This digitally shot movie comprises 3 brief stories told one after another, captured by a hand-held camera, a closed-circuit TV camera and a spy cam, respectively. These sub-plots converge at unexpected points in time and space - this is one of the features that evokes admiration for the hand that helmed this flick.
Spoofs of DDLJ
inaugurate the proceedings, because the protagonist of the first story is an aspiring director and fan of Aditya Chopra. This story is about his young innocent love with his heroine, a love that headily and rashly rushes into marriage because of fear of the girl's roughneck father. Their affair eventually has sad consequences.
The second sub-plot is a drama around the socially relevant issue of surreptitiously shot pictures of nude women, set in a 24x7 department store with security cameras.

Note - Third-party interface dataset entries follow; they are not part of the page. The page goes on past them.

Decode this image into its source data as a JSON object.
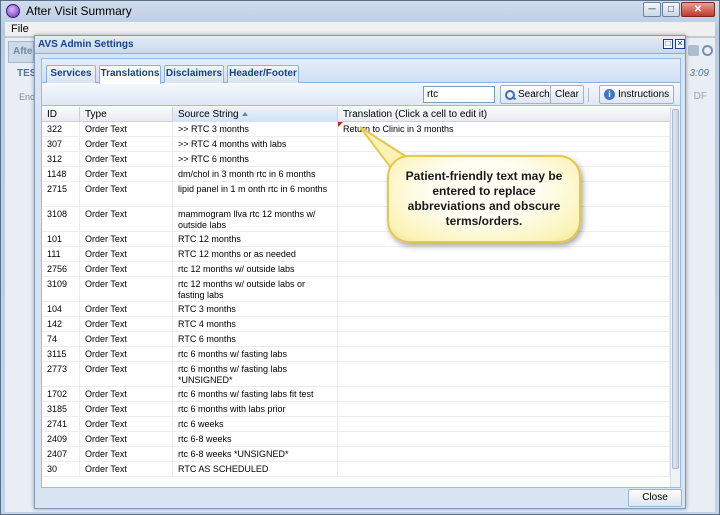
{
  "window": {
    "title": "After Visit Summary",
    "minimize": "─",
    "maximize": "□",
    "close": "✕"
  },
  "menubar": {
    "file": "File"
  },
  "background": {
    "tab": "Afte",
    "label": "TES",
    "enc": "Enc",
    "time": "3:09",
    "df": "DF"
  },
  "dialog": {
    "title": "AVS Admin Settings",
    "restore": "□",
    "close": "✕",
    "tabs": [
      {
        "label": "Services"
      },
      {
        "label": "Translations"
      },
      {
        "label": "Disclaimers"
      },
      {
        "label": "Header/Footer"
      }
    ],
    "toolbar": {
      "search_value": "rtc",
      "search_label": "Search",
      "clear_label": "Clear",
      "instructions_label": "Instructions",
      "info_glyph": "i"
    },
    "columns": {
      "id": "ID",
      "type": "Type",
      "source": "Source String",
      "translation": "Translation (Click a cell to edit it)"
    },
    "rows": [
      {
        "id": "322",
        "type": "Order Text",
        "source": ">> RTC 3 months",
        "translation": "Return to Clinic in 3 months"
      },
      {
        "id": "307",
        "type": "Order Text",
        "source": ">> RTC 4 months with labs",
        "translation": ""
      },
      {
        "id": "312",
        "type": "Order Text",
        "source": ">> RTC 6 months",
        "translation": ""
      },
      {
        "id": "1148",
        "type": "Order Text",
        "source": "dm/chol in 3 month rtc in 6 months",
        "translation": ""
      },
      {
        "id": "2715",
        "type": "Order Text",
        "source": "lipid panel in 1 m onth rtc in 6 months",
        "translation": ""
      },
      {
        "id": "3108",
        "type": "Order Text",
        "source": "mammogram llva rtc 12 months w/ outside labs",
        "translation": ""
      },
      {
        "id": "101",
        "type": "Order Text",
        "source": "RTC 12 months",
        "translation": ""
      },
      {
        "id": "111",
        "type": "Order Text",
        "source": "RTC 12 months or as needed",
        "translation": ""
      },
      {
        "id": "2756",
        "type": "Order Text",
        "source": "rtc 12 months w/ outside labs",
        "translation": ""
      },
      {
        "id": "3109",
        "type": "Order Text",
        "source": "rtc 12 months w/ outside labs or fasting labs",
        "translation": ""
      },
      {
        "id": "104",
        "type": "Order Text",
        "source": "RTC 3 months",
        "translation": ""
      },
      {
        "id": "142",
        "type": "Order Text",
        "source": "RTC 4 months",
        "translation": ""
      },
      {
        "id": "74",
        "type": "Order Text",
        "source": "RTC 6 months",
        "translation": ""
      },
      {
        "id": "3115",
        "type": "Order Text",
        "source": "rtc 6 months w/ fasting labs",
        "translation": ""
      },
      {
        "id": "2773",
        "type": "Order Text",
        "source": "rtc 6 months w/ fasting labs *UNSIGNED*",
        "translation": ""
      },
      {
        "id": "1702",
        "type": "Order Text",
        "source": "rtc 6 months w/ fasting labs fit test",
        "translation": ""
      },
      {
        "id": "3185",
        "type": "Order Text",
        "source": "rtc 6 months with labs prior",
        "translation": ""
      },
      {
        "id": "2741",
        "type": "Order Text",
        "source": "rtc 6 weeks",
        "translation": ""
      },
      {
        "id": "2409",
        "type": "Order Text",
        "source": "rtc 6-8 weeks",
        "translation": ""
      },
      {
        "id": "2407",
        "type": "Order Text",
        "source": "rtc 6-8 weeks *UNSIGNED*",
        "translation": ""
      },
      {
        "id": "30",
        "type": "Order Text",
        "source": "RTC AS SCHEDULED",
        "translation": ""
      }
    ],
    "close_label": "Close"
  },
  "callout": {
    "text": "Patient-friendly text may be entered to replace abbreviations and obscure terms/orders."
  },
  "colors": {
    "accent": "#15428b",
    "callout_fill": "#fbf3b6",
    "callout_border": "#e7c74a",
    "dirty_marker": "#d41f1f"
  }
}
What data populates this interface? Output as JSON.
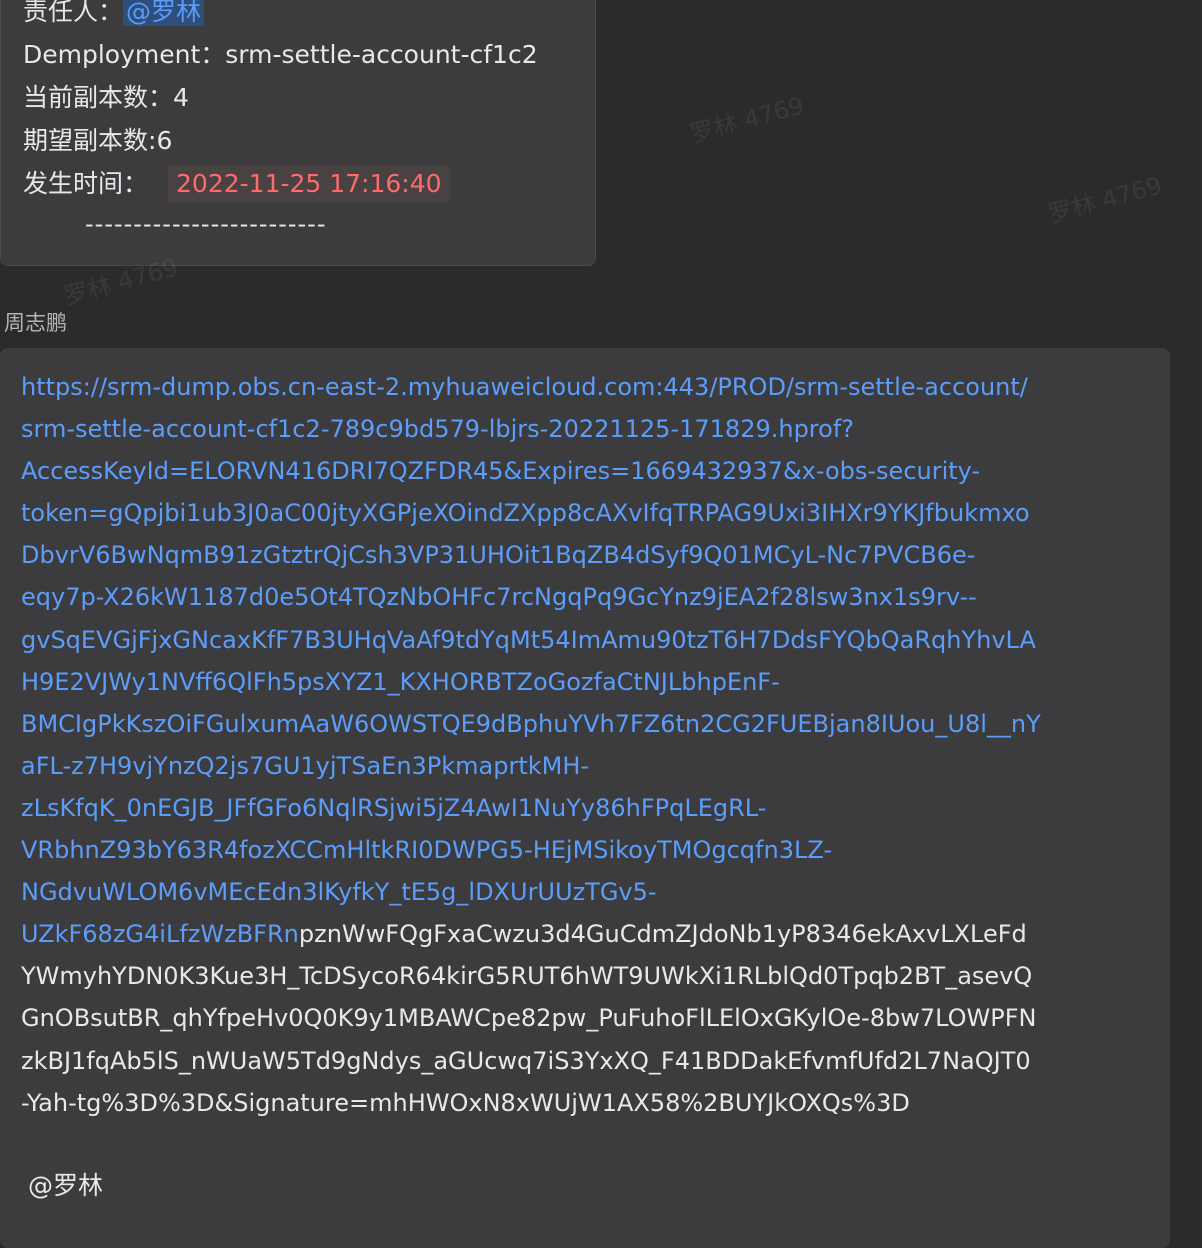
{
  "alert": {
    "owner_label": "责任人：",
    "owner_mention": "@罗林",
    "deployment_label": "Demployment：",
    "deployment_value": "srm-settle-account-cf1c2",
    "current_replicas_label": "当前副本数：",
    "current_replicas_value": "4",
    "desired_replicas_label": "期望副本数:",
    "desired_replicas_value": "6",
    "time_label": "发生时间：",
    "time_value": "2022-11-25 17:16:40",
    "divider": "-------------------------"
  },
  "reply": {
    "sender": "周志鹏",
    "link_lines": [
      "https://srm-dump.obs.cn-east-2.myhuaweicloud.com:443/PROD/srm-settle-account/",
      "srm-settle-account-cf1c2-789c9bd579-lbjrs-20221125-171829.hprof?",
      "AccessKeyId=ELORVN416DRI7QZFDR45&Expires=1669432937&x-obs-security-",
      "token=gQpjbi1ub3J0aC00jtyXGPjeXOindZXpp8cAXvIfqTRPAG9Uxi3IHXr9YKJfbukmxo",
      "DbvrV6BwNqmB91zGtztrQjCsh3VP31UHOit1BqZB4dSyf9Q01MCyL-Nc7PVCB6e-",
      "eqy7p-X26kW1187d0e5Ot4TQzNbOHFc7rcNgqPq9GcYnz9jEA2f28lsw3nx1s9rv--",
      "gvSqEVGjFjxGNcaxKfF7B3UHqVaAf9tdYqMt54ImAmu90tzT6H7DdsFYQbQaRqhYhvLA",
      "H9E2VJWy1NVff6QlFh5psXYZ1_KXHORBTZoGozfaCtNJLbhpEnF-",
      "BMCIgPkKszOiFGulxumAaW6OWSTQE9dBphuYVh7FZ6tn2CG2FUEBjan8IUou_U8l__nY",
      "aFL-z7H9vjYnzQ2js7GU1yjTSaEn3PkmaprtkMH-",
      "zLsKfqK_0nEGJB_JFfGFo6NqlRSjwi5jZ4AwI1NuYy86hFPqLEgRL-",
      "VRbhnZ93bY63R4fozXCCmHltkRI0DWPG5-HEjMSikoyTMOgcqfn3LZ-",
      "NGdvuWLOM6vMEcEdn3lKyfkY_tE5g_lDXUrUUzTGv5-"
    ],
    "mixed_line_link_part": "UZkF68zG4iLfzWzBFRn",
    "mixed_line_plain_part": "pznWwFQgFxaCwzu3d4GuCdmZJdoNb1yP8346ekAxvLXLeFd",
    "plain_lines": [
      "YWmyhYDN0K3Kue3H_TcDSycoR64kirG5RUT6hWT9UWkXi1RLblQd0Tpqb2BT_asevQ",
      "GnOBsutBR_qhYfpeHv0Q0K9y1MBAWCpe82pw_PuFuhoFlLElOxGKylOe-8bw7LOWPFN",
      "zkBJ1fqAb5lS_nWUaW5Td9gNdys_aGUcwq7iS3YxXQ_F41BDDakEfvmfUfd2L7NaQJT0",
      "-Yah-tg%3D%3D&Signature=mhHWOxN8xWUjW1AX58%2BUYJkOXQs%3D"
    ],
    "mention": "@罗林"
  },
  "watermark": "罗林 4769"
}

The third story is about a rejected and aspiring singer seeking revenge on a top pop star (real-life references here cannot be missed), by way of a "sting operation", which she does through a defeated ex-Tehelka operator.
For the curious, sleaze is not part of LSD's visuals - just part of its critique - except for one "explicitly blurred" scene of the actual act of sex. However, otherwise there is a high amount of suggestive sexual content, and plenty of profanity being hurled about, seeing as the protagonists are all people with mercurial temperaments and quick-fix sensibilities, caught in agitated circumstances; and seeing as they mostly don't know there's a camera around.
Human depravity watched through a little hidden camera looks all the more immoral, and so, whenever there's a "naughty" dialogue or scene that brings out sniggers, the mirth eventually dies down when the gravity of the situation hardens. LSD has just such a perspective, and there are also indignant references to the injustice that the real-life enterprise Tehelka faced post its blockbuster sting.
The flaws of the flick are that there is no morally victorious closure to a few of the offences - extremely grave ones, actually - that LSD shows. Even though Banerjee winds up in the end with the one "good" person who serves as the beacon of hope after all the scum has been dug up, it's not enough. There's suffocating reliance on dark motives to carry the stories along, and nothing much to comfort you.
Because of the commonplace-ness of the conversations and the incidents, the narrative has an everyday, indoors feel to it. Yet, the drama is gripping, and whenever the plots knot into their respective climaxes, there is palpable tension in the air, thick enough to cut with a knife.
The hidden camera gimmick lets everything seem real, including the background score that at several points in time consists of real background sound. Also, the authenticity of the performances doesn't leave scope for criticism, but this is not a film you'll watch for the performances - it is a directorial feat to have put this story together.
Catch LSD some time if you know what you're getting into. It may not stick around at the theatres for too long, though.